Children all around the world have diabetes — and there’s no reason you should go through it alone. These online resources may help you find information, answer questions, or just connect with other people with the same experiences.
These resources are not related to Children’s Diabetes Center and Children’s Hospital & Medical Center. Please call the Children’s Diabetes Center at 402-955-3871 if you have questions about any information provided by these resources.
Websites For Diabetes Resources
- Family Support Network
- A collaboration between Disney and Lilly, which provides fun diabetes support in various ways
- Juvenile Diabetes Research Foundation
- American Diabetes Association
- Behavioral Diabetes, which helps people live long, healthy and happy lives, with a separate section for parents of teenagers with diabetes
- The official Nicole Johnson Website
- MyFoodAdvisor™, a section of the American Diabetes Association website with its award winning calorie and carbohydrate counting tool.
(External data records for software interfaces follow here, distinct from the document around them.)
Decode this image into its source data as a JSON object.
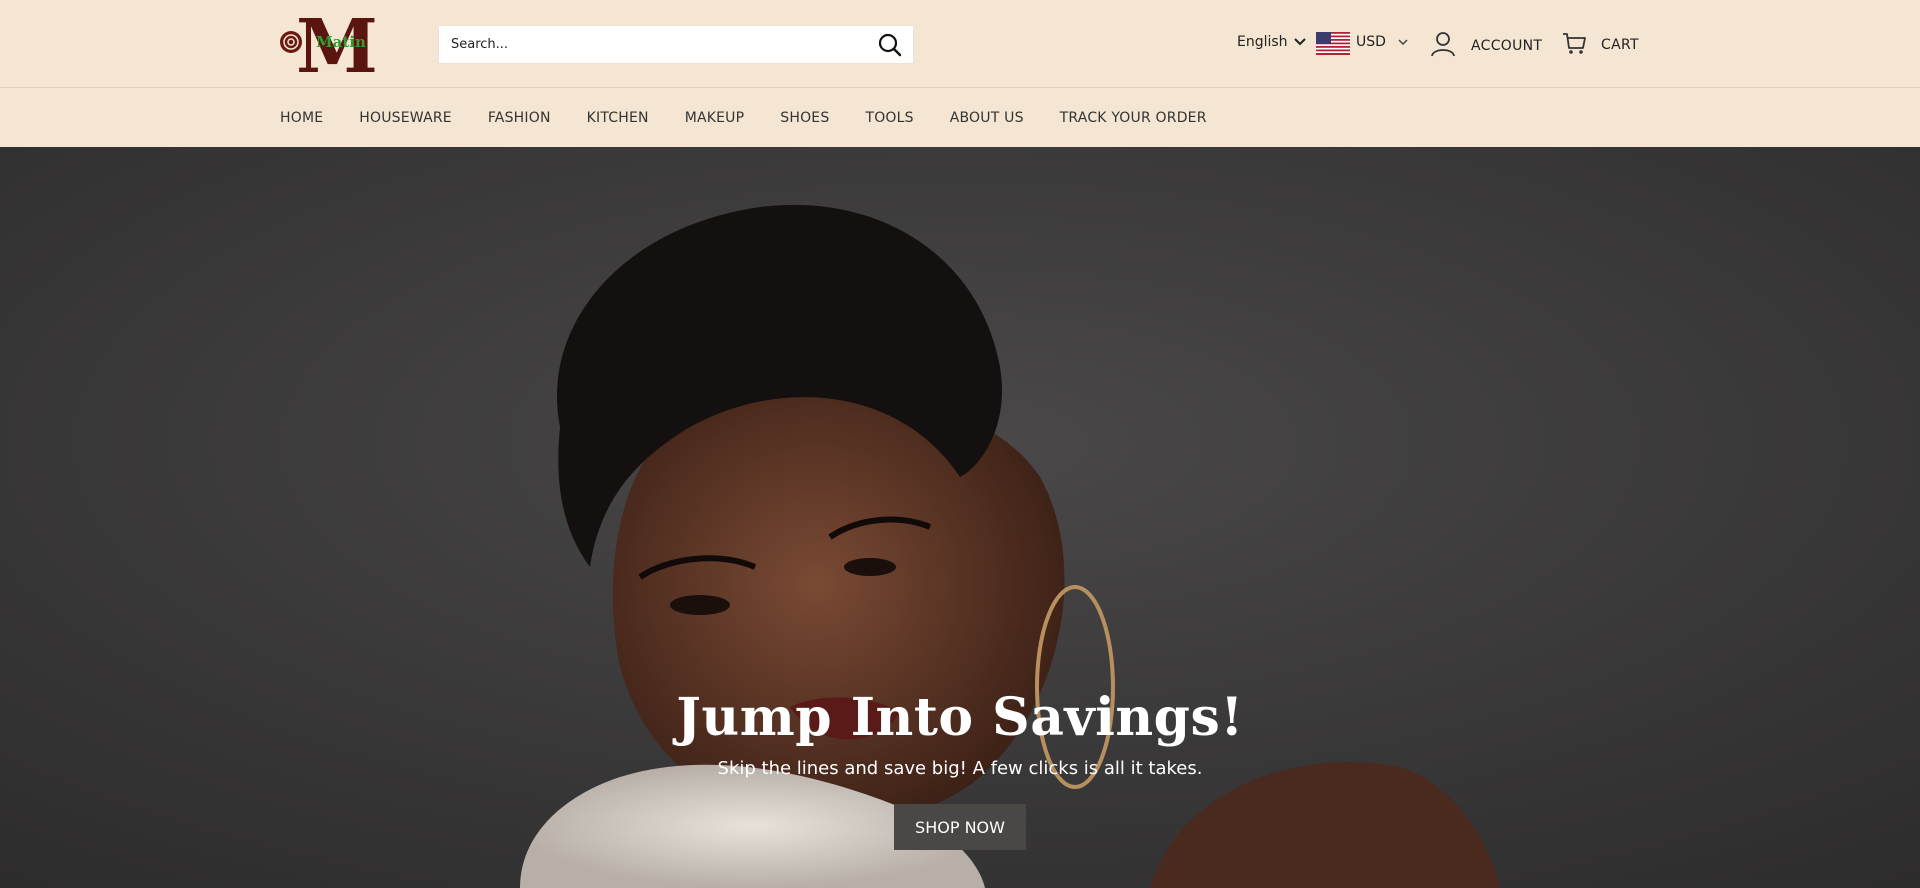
{
  "logo": {
    "text": "Matin",
    "letter": "M",
    "letter_color": "#5a1510",
    "text_color": "#2e9e2e"
  },
  "search": {
    "placeholder": "Search...",
    "icon": "search-icon"
  },
  "language": {
    "selected": "English",
    "icon": "chevron-down-icon"
  },
  "currency": {
    "selected": "USD",
    "flag": "us-flag-icon",
    "icon": "chevron-down-icon"
  },
  "account": {
    "label": "ACCOUNT",
    "icon": "user-icon"
  },
  "cart": {
    "label": "CART",
    "icon": "cart-icon"
  },
  "nav": {
    "items": [
      {
        "label": "HOME"
      },
      {
        "label": "HOUSEWARE"
      },
      {
        "label": "FASHION"
      },
      {
        "label": "KITCHEN"
      },
      {
        "label": "MAKEUP"
      },
      {
        "label": "SHOES"
      },
      {
        "label": "TOOLS"
      },
      {
        "label": "ABOUT US"
      },
      {
        "label": "TRACK YOUR ORDER"
      }
    ]
  },
  "hero": {
    "title": "Jump Into Savings!",
    "subtitle": "Skip the lines and save big! A few clicks is all it takes.",
    "cta": "SHOP NOW"
  },
  "colors": {
    "header_bg": "#f5e6d3",
    "hero_bg": "#3d3b3b",
    "button_bg": "#4a4745"
  }
}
MyFoodAdvisor has new and expanded features that allows you to track your daily meals, substitute healthier alternatives in recipes or on the plate, and browse recipes
- National Diabetes Education Program, which is a federally-funded program sponsored by the U.S. Department of Health and Human Services’ National Institutes of Health and the Centers for Disease Control and Prevention, with over 200 partner organizations working together to improve the treatment and outcomes for people with diabetes
- “It’s YOUR diabetes life!”, which has a “Meet Others” section
- TuDiabetes, which is an online community connecting people touched by diabetes
- The Diabetes Magazine, which contains general information about diabetes and blogs
- Parenting Diabetes Kids, which has parent support though exchanging ideas and experiences
- Safe Sittings, which is a nationwide not-for-profit website that provides information about teens with Type 1 diabetes who can help babysit children with diabetes
- Taking Control Of Your Diabetes, which is a not-for-profit educational organization
- Diabetes Self Management, which offers up-to-date, practical “how-to” information on topics such as nutrition, exercise, new drugs, medical advances, and self-help
- Diabetes Health, which provides practical and educational health information
- diaTribe, which contains research product news for people with diabetes
Apps For Tracking Blood Sugar and Managing Diabetes
- Meter Based
- Log Books
- Counting Carbs
- Insulin Dose Calculators
- Pump/CGM Simulators
Book Resources For Diabetes
There are also many books dedicated to helping support parents and children with diabetes. Remember, these resources are not related to Children’s Diabetes Center or Children’s Hospital & Medical Center. Please call the Children’s Diabetes Center at 402-955-3871 if you have questions about any information provided by these resources.
- The Ten Keys to Helping Your Child Grow Up With Diabetes, by Tim Wysocki
- Growing Up With Diabetes: What Children Want Their Parents to Know, by Alicia McAuliffe
- Sugar Linings: Finding the Bright Side of Type 1 Diabetes, by Sierra Sandison, Miss Idaho 2014
- KiDS FiRST Diabetes Second: tips for parenting a child with type 1 diabetes, by Leighann Calentine.
- Raising Teens with Diabetes: A Survival Guide for Parents, by Moira McCarthy
- Diabetes Burnout: What to Do When You Can’t Take It Anymore, by William H. Polonsky
- Growing Up Again: Life, Loves, and Oh Yeah, Diabetes, by Mary Tyler Moore, actress and activist
- Shared Parenting: Beyond the Great Divide: The Twenty Essential Co-Parenting Tasks for Raising Children in Two Homes, by Frank Leek, PhD. Publisher, iUniverse.com (June 27, 2012) This book helps divorcing parents learn to communicate effectively, share parenting responsibilities, and find workable systems that encourage a peaceful future for everyone.
Do you still have questions about managing your child’s diabetes while traveling? Contact the diabetes team at Children’s Diabetes Center, Children’s Hospital & Medical Center at 402-955-3871 for more information about keeping your child safe while you travel.